A Glimpse into Normalcy: A Timeline of the COVID Vaccine

Q&A with CB West Nurse Mrs. Carol Klein


As COVID cases continue to increase, the widespread distribution of the vaccine comes ever closer. But amidst differing opinions and information in the media, it’s quite unclear what the vaccine distribution might look like for our school. Recently I did a Q&A with our head school nurse, Mrs. Carol Klein. Here are some of the questions I asked her, and her amazingly thorough and helpful responses:


JS: When are the nurses and health staff scheduled to receive the vaccine?  

CK: The School Nurses are scheduled to receive our vaccine at the end of this week (1/15). Our second dose will be 28 days after that day. 


JS: Are the administrators and teachers in the same category?  

KC: All school employees are in the same category. Teachers, administrators, and aides will all be treated in the same regard.  


JS: When will they (teachers and other staff) be receiving the vaccine?   

KC: We are not sure, but I expect sometime in February. School personnel are in Category 1B. The vaccines are still only being given to those in Category 1A at this time.  


JS: Will any students be receiving the vaccine through school?  

KC: As of now, there are no plans for this. Students are Category 2, which is when the vaccine will be offered to the general population. The other 3 categories must be completed before moving on to this one. In the past, we had a mass event to vaccinate against H1N1, but there have been no conversations about this type of event.  


JS: Which vaccine will the school nurses and staff be receiving: Pfizer or Moderna?  

KC: The nurses are scheduled to receive the Moderna vaccine.  


JS: What is the difference between the Pfizer and Moderna vaccines?  

KC: Both vaccines used the same technology for research and development.  

Pfizer has a 95% efficacy rate, and Moderna, 94.1%.  

Pfizer is approved for people 16 and older, Moderna for 18 and older.  

Both require 2 doses of vaccine to achieve immunity.  

Both vaccines may produce simple side effects.  

Pfizer has a more stringent storage need than Moderna.  


JS: Do you think they will allow vaccinated students into school normally?  

KC: I believe we will have to see a large drop in the number of cases before any changes are made to school attendance. We are still operating under the Governor’s orders to wear masks and maintain six feet of distance. This mandate makes it difficult to have students attend school normally, as space is an issue. Both masks and distancing have helped us decrease the spread of COVID.  
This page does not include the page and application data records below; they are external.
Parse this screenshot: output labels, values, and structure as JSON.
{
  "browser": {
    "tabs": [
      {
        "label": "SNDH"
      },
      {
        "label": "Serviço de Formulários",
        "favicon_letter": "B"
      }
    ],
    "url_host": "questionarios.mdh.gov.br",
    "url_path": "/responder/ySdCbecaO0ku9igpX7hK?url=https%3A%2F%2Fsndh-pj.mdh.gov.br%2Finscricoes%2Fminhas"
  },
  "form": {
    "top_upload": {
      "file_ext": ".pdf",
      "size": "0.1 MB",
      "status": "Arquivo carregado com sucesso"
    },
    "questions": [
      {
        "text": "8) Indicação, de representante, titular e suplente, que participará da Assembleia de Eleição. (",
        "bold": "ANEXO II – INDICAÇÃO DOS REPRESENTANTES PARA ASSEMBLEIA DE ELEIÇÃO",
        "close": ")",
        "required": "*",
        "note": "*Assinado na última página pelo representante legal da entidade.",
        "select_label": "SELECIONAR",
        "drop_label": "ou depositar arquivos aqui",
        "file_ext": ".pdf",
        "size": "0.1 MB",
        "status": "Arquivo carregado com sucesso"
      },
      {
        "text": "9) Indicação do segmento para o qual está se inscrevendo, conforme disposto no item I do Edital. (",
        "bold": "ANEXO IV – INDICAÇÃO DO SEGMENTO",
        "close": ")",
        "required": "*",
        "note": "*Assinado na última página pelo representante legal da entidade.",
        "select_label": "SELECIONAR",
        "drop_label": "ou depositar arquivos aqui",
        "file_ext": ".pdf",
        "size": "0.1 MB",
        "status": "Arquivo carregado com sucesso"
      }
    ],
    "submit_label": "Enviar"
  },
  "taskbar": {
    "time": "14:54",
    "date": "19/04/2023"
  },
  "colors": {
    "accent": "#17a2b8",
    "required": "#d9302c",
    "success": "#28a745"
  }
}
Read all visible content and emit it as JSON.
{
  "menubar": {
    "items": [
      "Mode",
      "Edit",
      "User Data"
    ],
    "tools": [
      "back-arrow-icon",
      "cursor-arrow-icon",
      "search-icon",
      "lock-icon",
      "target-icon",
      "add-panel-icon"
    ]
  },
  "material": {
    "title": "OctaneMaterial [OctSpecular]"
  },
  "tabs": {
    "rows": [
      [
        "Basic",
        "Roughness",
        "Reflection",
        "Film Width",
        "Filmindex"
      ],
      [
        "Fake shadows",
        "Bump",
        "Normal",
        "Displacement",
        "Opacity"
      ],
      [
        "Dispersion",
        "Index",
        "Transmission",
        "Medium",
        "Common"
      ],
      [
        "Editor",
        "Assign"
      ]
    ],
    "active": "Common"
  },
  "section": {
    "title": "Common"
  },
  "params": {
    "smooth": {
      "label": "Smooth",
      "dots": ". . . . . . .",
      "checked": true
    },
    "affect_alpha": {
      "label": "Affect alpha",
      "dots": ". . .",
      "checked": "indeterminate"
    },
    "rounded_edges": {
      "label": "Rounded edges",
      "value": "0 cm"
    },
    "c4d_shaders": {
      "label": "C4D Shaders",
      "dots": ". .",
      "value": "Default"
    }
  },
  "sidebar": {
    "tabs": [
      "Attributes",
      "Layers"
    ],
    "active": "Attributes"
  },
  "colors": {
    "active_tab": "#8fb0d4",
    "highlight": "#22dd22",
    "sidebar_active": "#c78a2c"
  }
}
The experts are hoping to give us herd immunity through vaccines. While there is no magic number, a large portion of the population would need to be vaccinated before this occurs. The issue lies in that we do not know how long immunity will remain, either with the vaccine or with the disease. It is still unknown whether vaccinated people, if exposed to COVID, can transmit the disease. 

Research is being conducted about the need to add a COVID vaccine to the annual flu vaccine to continue to keep it at bay. This is going to take some time, as we still do not have all the answers. There are still many questions. 
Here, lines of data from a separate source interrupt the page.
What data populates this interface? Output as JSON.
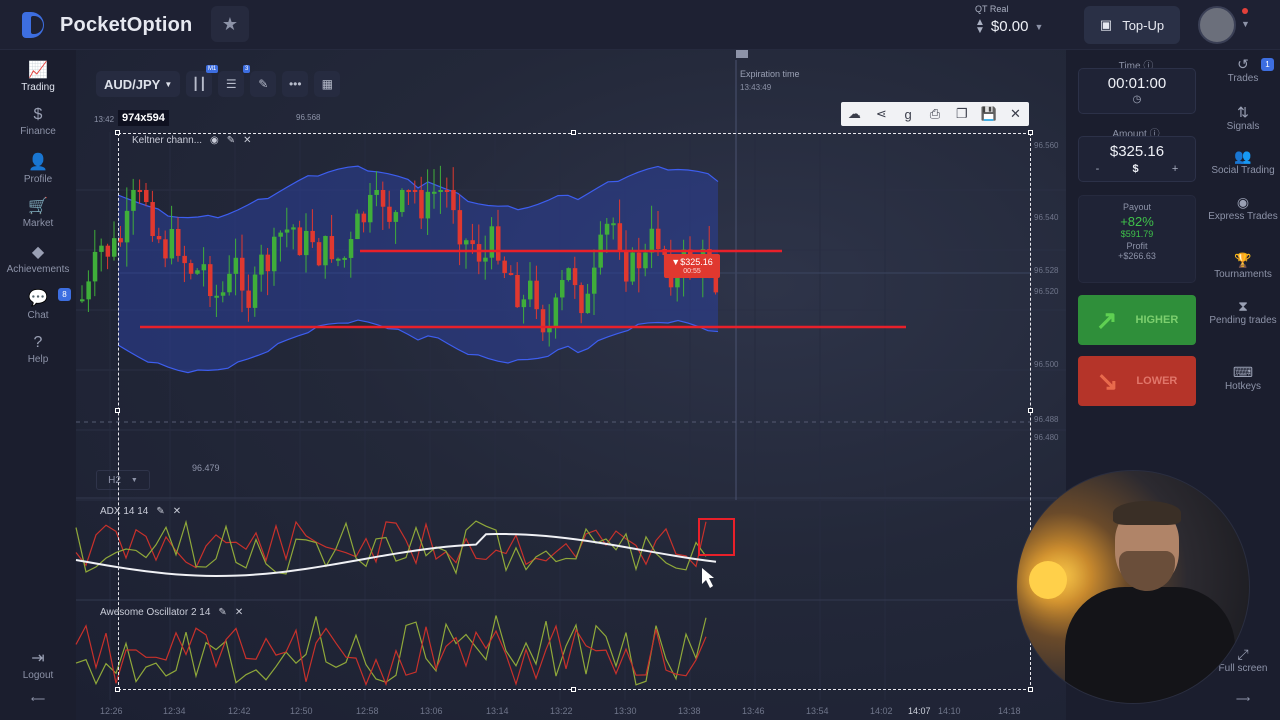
{
  "header": {
    "logo_text": "PocketOption",
    "account_type": "QT Real",
    "balance": "$0.00",
    "topup_label": "Top-Up"
  },
  "left_nav": [
    {
      "label": "Trading",
      "icon": "chart-line-icon",
      "glyph": "📈",
      "active": true
    },
    {
      "label": "Finance",
      "icon": "dollar-icon",
      "glyph": "$"
    },
    {
      "label": "Profile",
      "icon": "user-icon",
      "glyph": "👤"
    },
    {
      "label": "Market",
      "icon": "cart-icon",
      "glyph": "🛒"
    },
    {
      "label": "Achievements",
      "icon": "diamond-icon",
      "glyph": "◆"
    },
    {
      "label": "Chat",
      "icon": "chat-icon",
      "glyph": "💬",
      "badge": "8"
    },
    {
      "label": "Help",
      "icon": "help-icon",
      "glyph": "?"
    },
    {
      "label": "Logout",
      "icon": "logout-icon",
      "glyph": "⇥"
    }
  ],
  "chart": {
    "asset": "AUD/JPY",
    "timeframe": "H2",
    "selection_size": "974x594",
    "top_time_label": "13:42",
    "top_price_label": "96.568",
    "low_price_label": "96.479",
    "expiration_label": "Expiration time",
    "expiration_time": "13:43:49",
    "trade_marker_amount": "$325.16",
    "trade_marker_timer": "00:55",
    "keltner_label": "Keltner chann...",
    "adx_label": "ADX 14 14",
    "ao_label": "Awesome Oscillator 2 14",
    "badge_m1": "M1",
    "badge_3": "3",
    "price_scale": [
      "96.560",
      "96.540",
      "96.528",
      "96.520",
      "96.500",
      "96.488",
      "96.480"
    ],
    "time_axis": [
      "12:26",
      "12:34",
      "12:42",
      "12:50",
      "12:58",
      "13:06",
      "13:14",
      "13:22",
      "13:30",
      "13:38",
      "13:46",
      "13:54",
      "14:02",
      "14:07",
      "14:10",
      "14:18"
    ]
  },
  "right_panel": {
    "time_label": "Time",
    "time_value": "00:01:00",
    "amount_label": "Amount",
    "amount_value": "$325.16",
    "amount_minus": "-",
    "amount_currency": "$",
    "amount_plus": "+",
    "payout_label": "Payout",
    "payout_pct": "+82%",
    "payout_value": "$591.79",
    "profit_label": "Profit",
    "profit_value": "+$266.63",
    "higher_label": "HIGHER",
    "lower_label": "LOWER"
  },
  "right_nav": [
    {
      "label": "Trades",
      "icon": "history-icon",
      "glyph": "↺",
      "badge": "1"
    },
    {
      "label": "Signals",
      "icon": "signal-icon",
      "glyph": "⇅"
    },
    {
      "label": "Social Trading",
      "icon": "people-icon",
      "glyph": "👥"
    },
    {
      "label": "Express Trades",
      "icon": "express-icon",
      "glyph": "◉"
    },
    {
      "label": "Tournaments",
      "icon": "trophy-icon",
      "glyph": "🏆"
    },
    {
      "label": "Pending trades",
      "icon": "hourglass-icon",
      "glyph": "⧗"
    },
    {
      "label": "Hotkeys",
      "icon": "keyboard-icon",
      "glyph": "⌨"
    },
    {
      "label": "Full screen",
      "icon": "fullscreen-icon",
      "glyph": "⤢"
    }
  ],
  "colors": {
    "bull": "#3fae3a",
    "bear": "#e0382f",
    "keltner_fill": "#2b3f9a",
    "level_line": "#e8202a",
    "higher_bg": "#2f8f3a",
    "lower_bg": "#b53429"
  }
}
JS: How do you feel about the vaccines only being 16 and up? Do you think there will be a new vaccine for younger kids soon? 

KC: I think it is smart to vaccinate the adults. For unknown reasons, children are generally not affected in the same way as adults. If we vaccinate the adults in large numbers, this will offer our children protection as well. I do not think we are close to a childhood vaccine. It is a complicated process due to normal changes in children’s bodies as they grow, and testing concerns.  
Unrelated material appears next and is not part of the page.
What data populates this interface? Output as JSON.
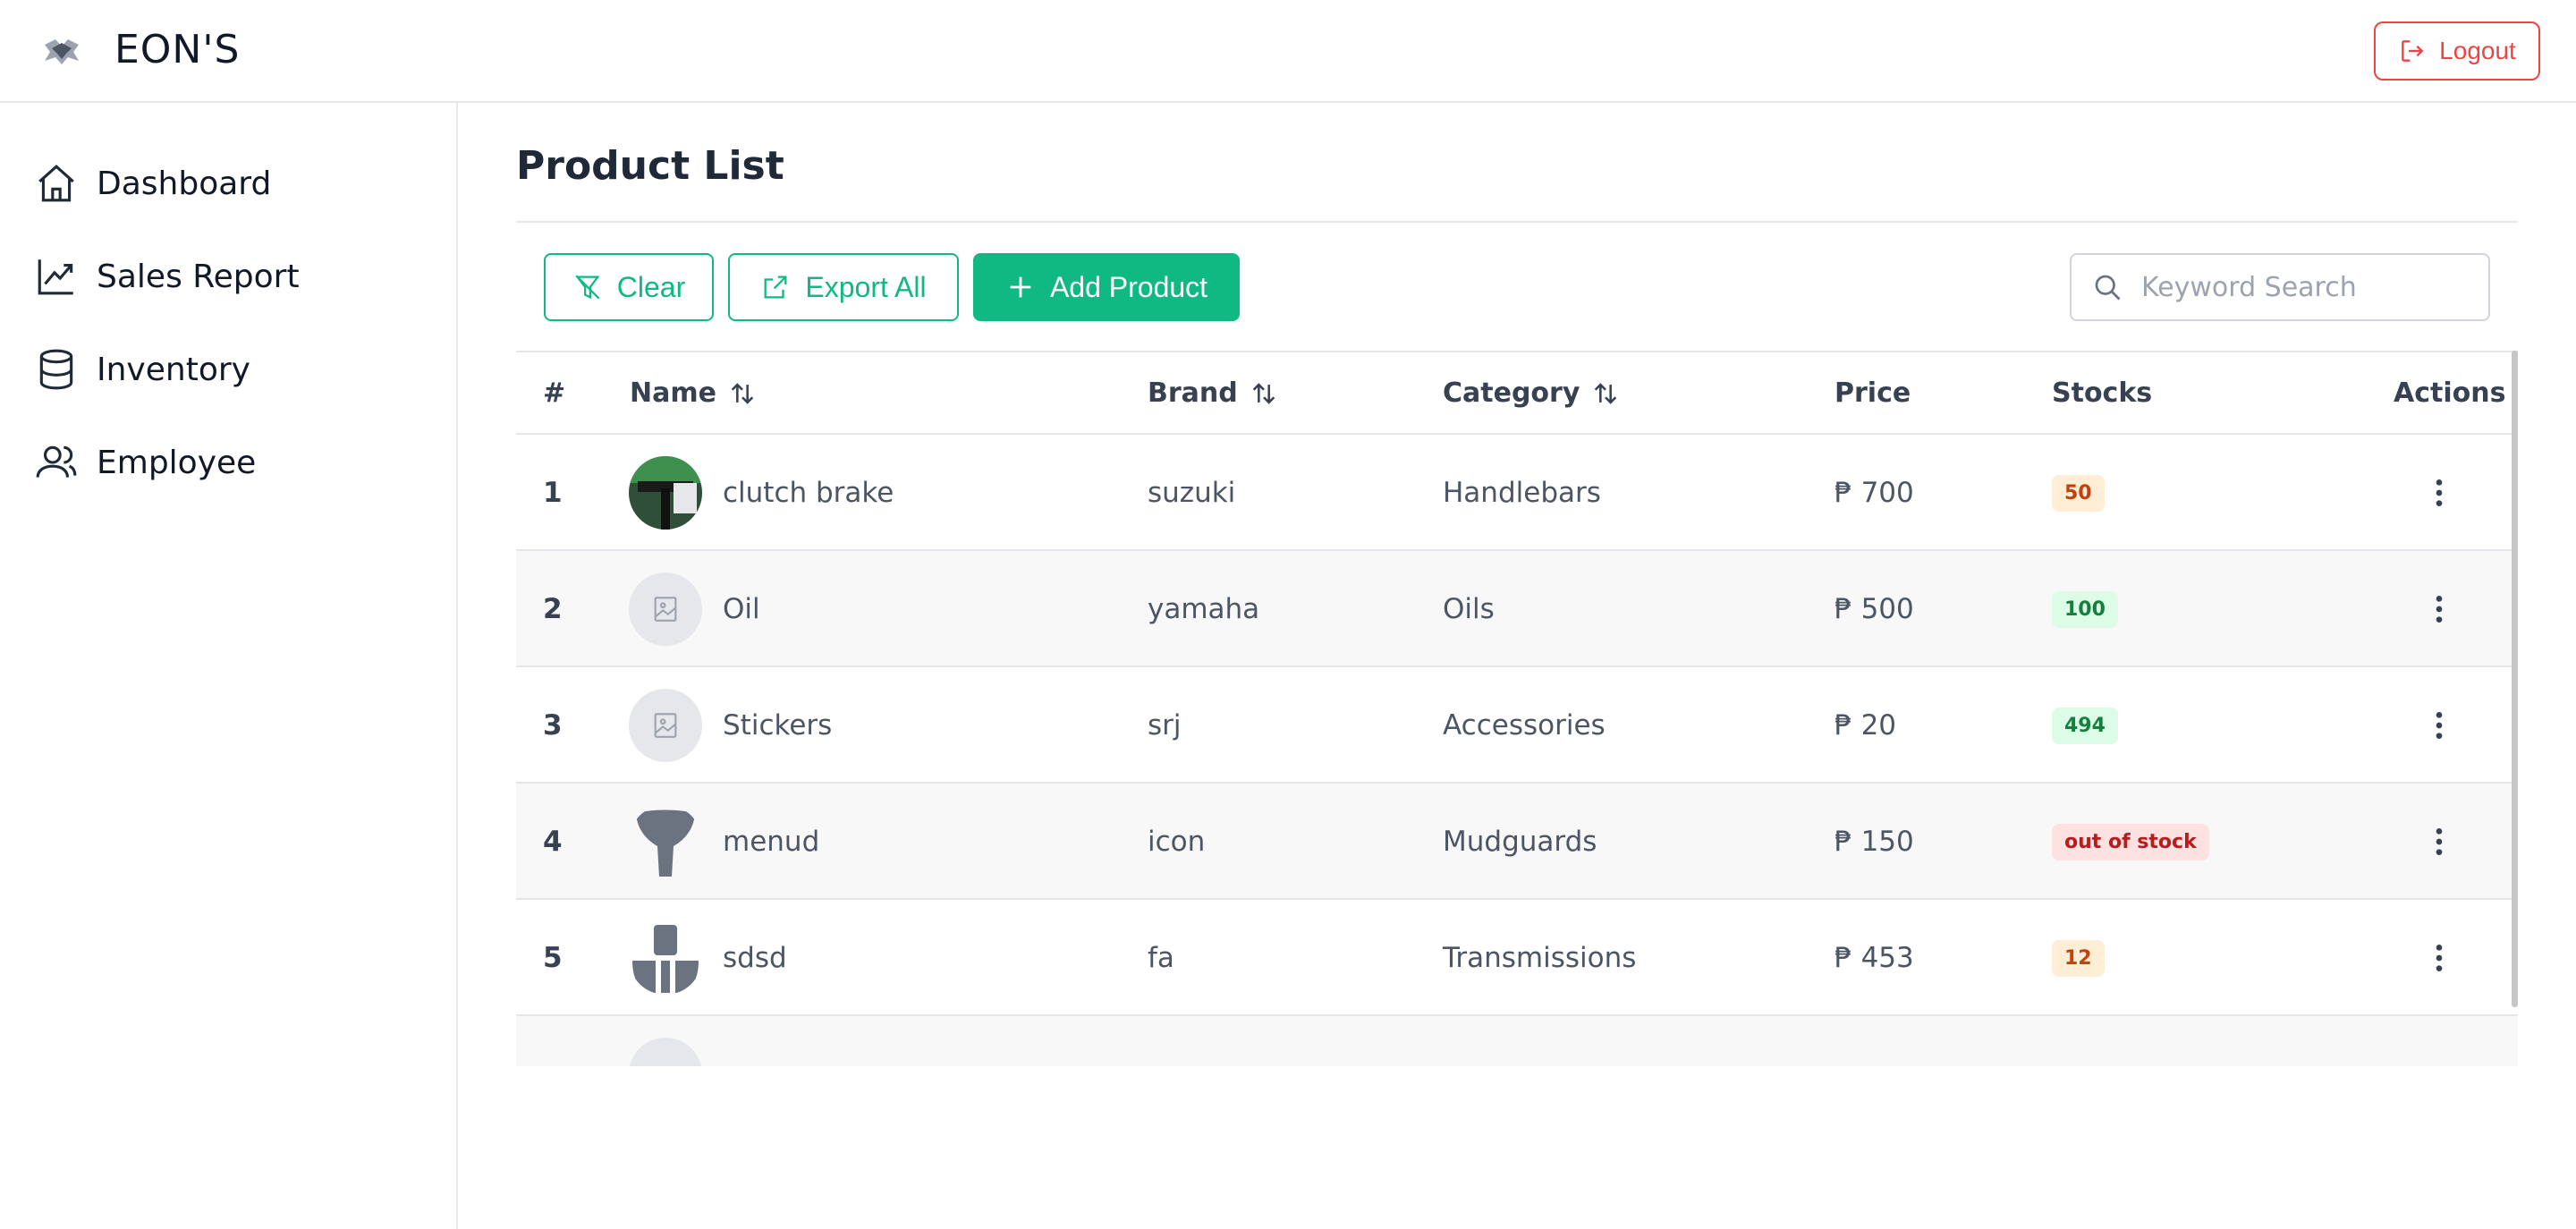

JS: Do you have any concerns about the vaccine?  

KC: When the news of the vaccines began to surface, I was concerned. I have taken many classes about vaccines and the history of development. The pace of the new development was concerning. Since the vaccines were released, I have done a great deal of research/reading about the system for the development of these vaccines. I have no concern about the vaccine. The technology used for the vaccine has been around for 30-40 years, but this is the first time using it in vaccines. The companies followed strict safety guidelines and had large pools of vaccine test subjects. The efficacy is high, and the side effects are minimal.  

While we do not have long term studies regarding these vaccines, the issue becomes one of risk versus benefit. An individual needs to decide if taking a vaccine with low side effects is better than taking a chance of contracting COVID and being one of the cases in which the person dies. In either scenario, you are taking a risk. I believe the vaccine risk is much lower than the disease risk.  


JS: On a scale from 1-10, how excited are you for COVID to be coming to an end?  

KC: 10!!!!!!!!!!!!!!!! This has been a difficult time for everyone. I really miss all of you.  

COVID will be with us as we move forward, but we will have the technology and knowledge to keep it under control.